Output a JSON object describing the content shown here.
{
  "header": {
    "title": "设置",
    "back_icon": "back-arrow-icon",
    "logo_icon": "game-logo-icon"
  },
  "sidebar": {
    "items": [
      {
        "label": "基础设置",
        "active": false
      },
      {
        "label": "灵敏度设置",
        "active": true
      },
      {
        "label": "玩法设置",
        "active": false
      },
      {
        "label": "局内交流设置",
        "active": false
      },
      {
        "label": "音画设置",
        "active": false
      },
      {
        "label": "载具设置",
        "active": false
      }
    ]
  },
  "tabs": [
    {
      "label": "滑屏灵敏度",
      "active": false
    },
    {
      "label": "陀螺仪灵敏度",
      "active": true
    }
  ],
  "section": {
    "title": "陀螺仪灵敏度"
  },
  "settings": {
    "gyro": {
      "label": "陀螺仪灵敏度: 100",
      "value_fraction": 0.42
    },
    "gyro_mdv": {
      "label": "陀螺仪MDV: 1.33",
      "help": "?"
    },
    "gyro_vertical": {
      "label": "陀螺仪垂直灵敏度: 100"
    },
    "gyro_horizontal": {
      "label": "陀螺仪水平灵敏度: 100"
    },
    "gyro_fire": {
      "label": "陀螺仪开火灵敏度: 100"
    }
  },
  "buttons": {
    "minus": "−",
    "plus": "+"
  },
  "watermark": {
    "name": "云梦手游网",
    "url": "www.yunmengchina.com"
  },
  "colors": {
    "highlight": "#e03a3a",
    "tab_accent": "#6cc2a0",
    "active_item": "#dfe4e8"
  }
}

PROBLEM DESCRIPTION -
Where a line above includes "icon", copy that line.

RESULT FOR THIS EXERCISE -
    "back_icon": "back-arrow-icon",
    "logo_icon": "game-logo-icon"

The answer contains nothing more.